- NATO Kosovo Force
- Operation Allies Refuge
- Operation Enduring Freedom
- Operation Freedom’s Sentinel
- Operation Inherent Resolve
- Operation Iraqi Freedom
- Operation New Dawn
- Operation Octave Shield
- Operation Odyssey Lightning
- Operation Spartan Shield
- Task Force Sinai
- U.S. Africa Command Operations
- U.S. Central Command operations
- The People Behind The Sacrifice
Marine Lance Cpl. Eric J. Bernholtz
Died August 3, 2005 Serving During Operation Iraqi Freedom

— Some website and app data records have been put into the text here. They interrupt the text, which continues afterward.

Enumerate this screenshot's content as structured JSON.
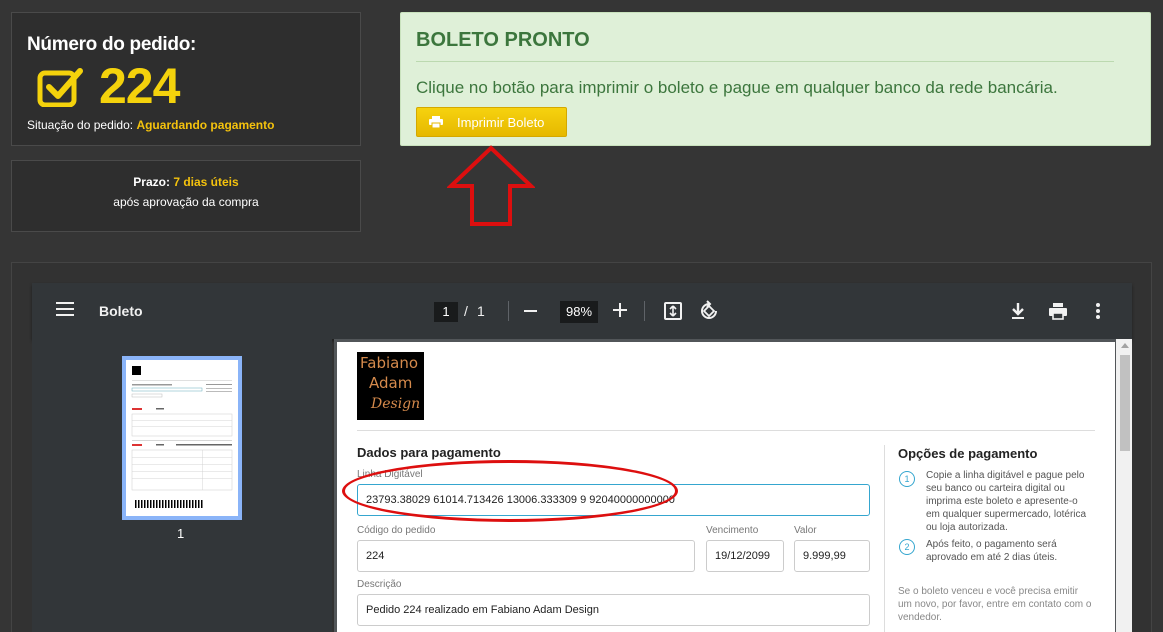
{
  "order": {
    "title": "Número do pedido:",
    "number": "224",
    "status_label": "Situação do pedido:",
    "status_value": "Aguardando pagamento"
  },
  "deadline": {
    "label": "Prazo:",
    "value": "7 dias úteis",
    "note": "após aprovação da compra"
  },
  "ready": {
    "title": "BOLETO PRONTO",
    "message": "Clique no botão para imprimir o boleto e pague em qualquer banco da rede bancária.",
    "button_label": "Imprimir Boleto"
  },
  "pdf_viewer": {
    "title": "Boleto",
    "current_page": "1",
    "page_separator": "/",
    "total_pages": "1",
    "zoom": "98%",
    "thumbnail_label": "1"
  },
  "boleto": {
    "logo": {
      "line1": "Fabiano",
      "line2": "Adam",
      "line3": "Design"
    },
    "section_title": "Dados para pagamento",
    "linha_label": "Linha Digitável",
    "linha_value": "23793.38029 61014.713426 13006.333309 9 92040000000000",
    "codigo_label": "Código do pedido",
    "codigo_value": "224",
    "vencimento_label": "Vencimento",
    "vencimento_value": "19/12/2099",
    "valor_label": "Valor",
    "valor_value": "9.999,99",
    "descricao_label": "Descrição",
    "descricao_value": "Pedido 224 realizado em Fabiano Adam Design",
    "options_title": "Opções de pagamento",
    "option1_num": "1",
    "option1_text": "Copie a linha digitável e pague pelo seu banco ou carteira digital ou imprima este boleto e apresente-o em qualquer supermercado, lotérica ou loja autorizada.",
    "option2_num": "2",
    "option2_text": "Após feito, o pagamento será aprovado em até 2 dias úteis.",
    "note": "Se o boleto venceu e você precisa emitir um novo, por favor, entre em contato com o vendedor."
  },
  "colors": {
    "accent_yellow": "#f4d20c",
    "success_bg": "#dff0d8",
    "success_text": "#3c763d",
    "annotation_red": "#dd0f0f"
  }
}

23, of Grove City, Ohio; assigned to the 3rd Battalion, 25th Marine Regiment, 4th Marine Division, Marine Forces Reserve, Columbus, Ohio; attached to Regimental Combat Team 2, 2nd Marine Division, II Marine Expeditionary Force (Forward); killed Aug. 3 when his amphibious assault vehicle was attacked by an improvised explosive device while he was conducting combat operations south of Hadithah, Iraq. Also killed were Marine Lance Cpl. Timothy M. Bell Jr., Lance Cpl. Nicholas William B. Bloem, Sgt. Bradley J. Harper, Sgt. Justin F. Hoffman, Cpl. David Kenneth J. Kreuter and Cpl. David S. Stewart.
Ohio Marine killed in Iraq explosion

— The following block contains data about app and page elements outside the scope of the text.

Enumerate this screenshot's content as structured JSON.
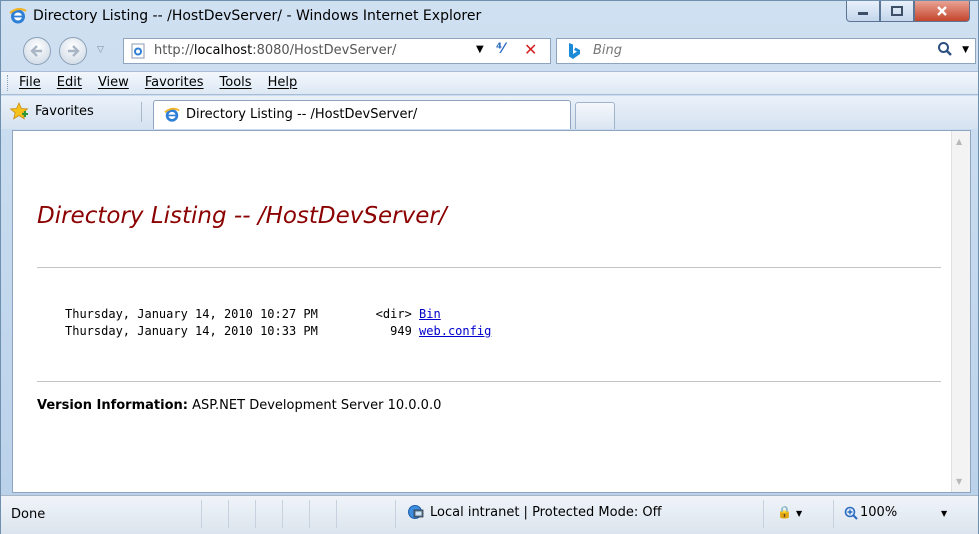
{
  "window": {
    "title": "Directory Listing -- /HostDevServer/ - Windows Internet Explorer",
    "controls": {
      "minimize": "minimize",
      "maximize": "maximize",
      "close": "close"
    }
  },
  "address_bar": {
    "url_prefix": "http://",
    "url_host": "localhost",
    "url_rest": ":8080/HostDevServer/"
  },
  "search": {
    "placeholder": "Bing"
  },
  "menu": {
    "items": [
      {
        "label": "File"
      },
      {
        "label": "Edit"
      },
      {
        "label": "View"
      },
      {
        "label": "Favorites"
      },
      {
        "label": "Tools"
      },
      {
        "label": "Help"
      }
    ]
  },
  "favorites_bar": {
    "favorites_label": "Favorites",
    "tab_title": "Directory Listing -- /HostDevServer/"
  },
  "page": {
    "heading": "Directory Listing -- /HostDevServer/",
    "listing": [
      {
        "date": "Thursday, January 14, 2010 10:27 PM",
        "size": " <dir>",
        "name": "Bin"
      },
      {
        "date": "Thursday, January 14, 2010 10:33 PM",
        "size": "   949",
        "name": "web.config"
      }
    ],
    "version_label": "Version Information:",
    "version_value": " ASP.NET Development Server 10.0.0.0"
  },
  "status_bar": {
    "status": "Done",
    "zone": "Local intranet | Protected Mode: Off",
    "zoom": "100%"
  },
  "colors": {
    "heading": "#8b0000",
    "link": "#0000cc",
    "chrome": "#cfe0f1"
  }
}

The Associated Press
The night before his funeral, friends of Eric J. Bernholtz gathered to recall a guy who would sneak into church to play basketball, who would drink chocolate milkshakes and talk all night.
They laughed about his trademark footwear, which he called “shandals.” He’d cut the toes and heels off old gym shoes, turning them into something resembling sandals.
“This is a person that loved life,” said Dave Montgomery, a friend.
Bernholtz, 23, of Grove City, Ohio, died Aug. 3 when his vehicle was hit by a bomb south of Hadithah. He graduated from high school in 2000 and was assigned to Columbus.
The Rev. Rob Paugh laughed about Eric’s navigational skills. “He thought he had a sense of direction,” he said, explaining that Bernholtz managed to find a wedding in Louisiana by driving south without knowing the name of the town or the church. Paugh was amazed to see him there in a suit — but no socks.
His older brother Adam, who is deaf, gave a eulogy in sign language. As he finished, he signed: “I love you. I can’t wait to run and hug you.”
He also is survived by his parents, James and Cathy Bernholtz.